The molecular and morphological alterations of the tight junctions in hepatic metastatic lesions are poorly understood. The possible involvement of claudin-1 (CL-1), which is one of the major tight junctional proteins, was investigated in the tumorigenesis of hepatic metastasis in patients with colorectal cancer (CRC).
A total of 14 patients with hepatic metastasis of CRC who underwent surgical treatment from January 2007 until December 2010 at the Kurume University Hospital in Fukuoka, were examined. CRC tissue specimens were analyzed to determine whether the levels of CL-1 correlated with clinicopathological factors and to determine the roles of CL-1, β-catenin, and E-cadherin in the alterations of the tight junctions during tumorigenesis.

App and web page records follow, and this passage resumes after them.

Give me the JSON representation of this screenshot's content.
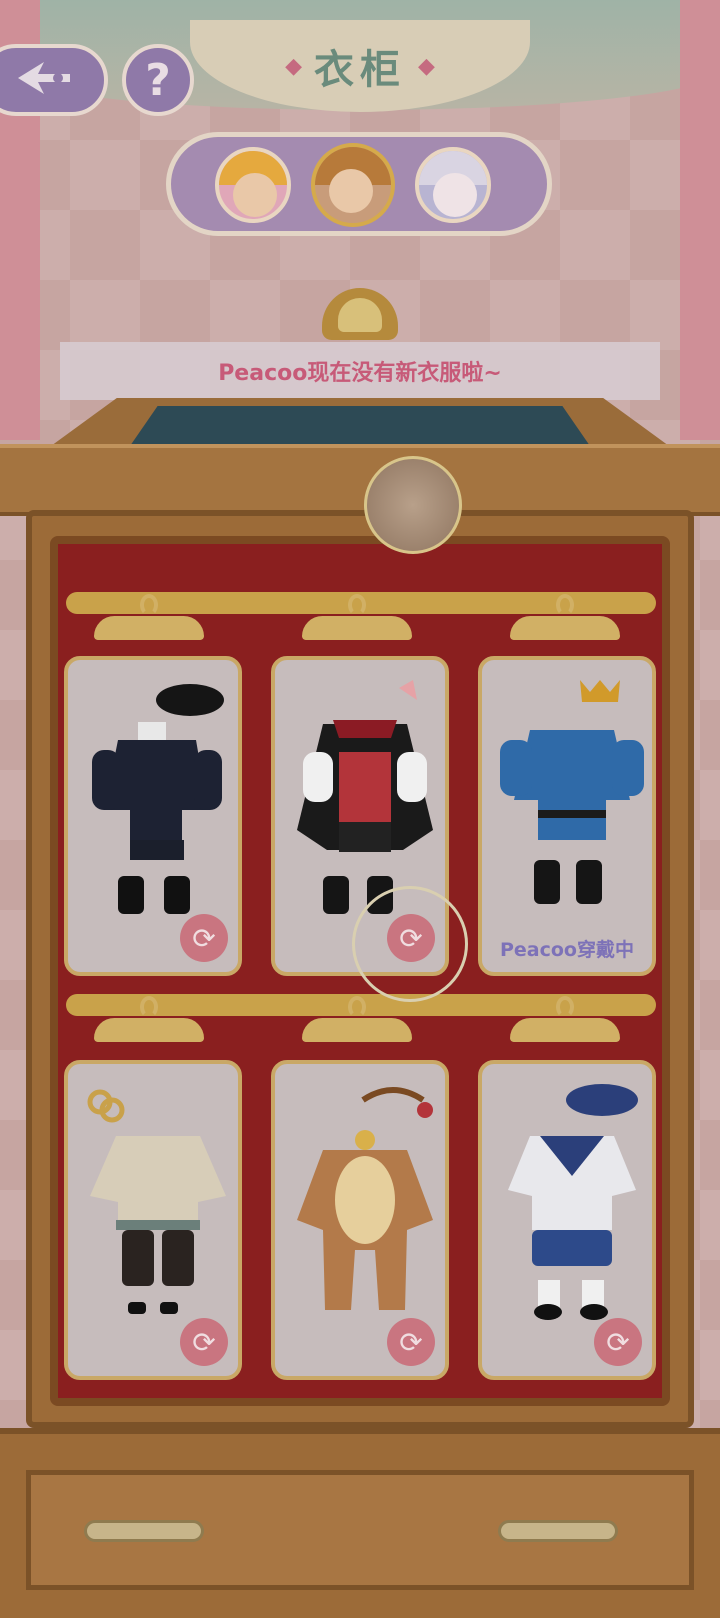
{
  "header": {
    "title": "衣柜",
    "back_icon": "back-arrow-icon",
    "help_label": "?"
  },
  "characters": [
    {
      "name": "character-1",
      "selected": false,
      "hair_color": "#e5a93e"
    },
    {
      "name": "character-2",
      "selected": true,
      "hair_color": "#b77a3a"
    },
    {
      "name": "character-3",
      "selected": false,
      "hair_color": "#d9d4e2"
    }
  ],
  "notice": {
    "text": "Peacoo现在没有新衣服啦~"
  },
  "outfits": [
    {
      "id": "outfit-black-uniform",
      "wearing": false,
      "swap_icon": "swap-icon"
    },
    {
      "id": "outfit-vampire",
      "wearing": false,
      "swap_icon": "swap-icon"
    },
    {
      "id": "outfit-blue-prince",
      "wearing": true,
      "wearing_label": "Peacoo穿戴中"
    },
    {
      "id": "outfit-chinese-style",
      "wearing": false,
      "swap_icon": "swap-icon"
    },
    {
      "id": "outfit-reindeer",
      "wearing": false,
      "swap_icon": "swap-icon"
    },
    {
      "id": "outfit-sailor",
      "wearing": false,
      "swap_icon": "swap-icon"
    }
  ],
  "colors": {
    "accent_purple": "#8f79a8",
    "notice_pink": "#c75a78",
    "wood": "#9c6b38",
    "velvet": "#8a1f1f"
  }
}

In seven cases, the tumors were located in the colon, while the other seven tumors were found in the rectum. There were eight cases of synchronous liver metastasis, while there were six cases of metachronous liver metastasis. The levels of the CL-1 protein were up-regulated in CRC and in hepatic metastatic lesions. The levels of β-catenin were positive or up-regulated in the primary CRC lesions and in hepatic metastatic lesions. Despite the finding that the levels of E-cadherin were decreased in CRC, they were clearly up-regulated in hepatic metastatic lesions in this study.
This study demonstrated that CL-1 levels were up-regulated in liver metastatic lesions from primary CRC lesions. Moreover, the levels of E-cadherin were increased in liver metastatic lesions, which may point to the existence of interactions between CL-1 and E-cadherin in hepatic metastatic lesions. These observations suggest that CL-1 plays a pivotal role in the regulation of cellular morphology and in the behavior of metastatic processes in CRC.
Anticancer research 06/2012; 32(6):2309-14. · 1.87 Impact Factor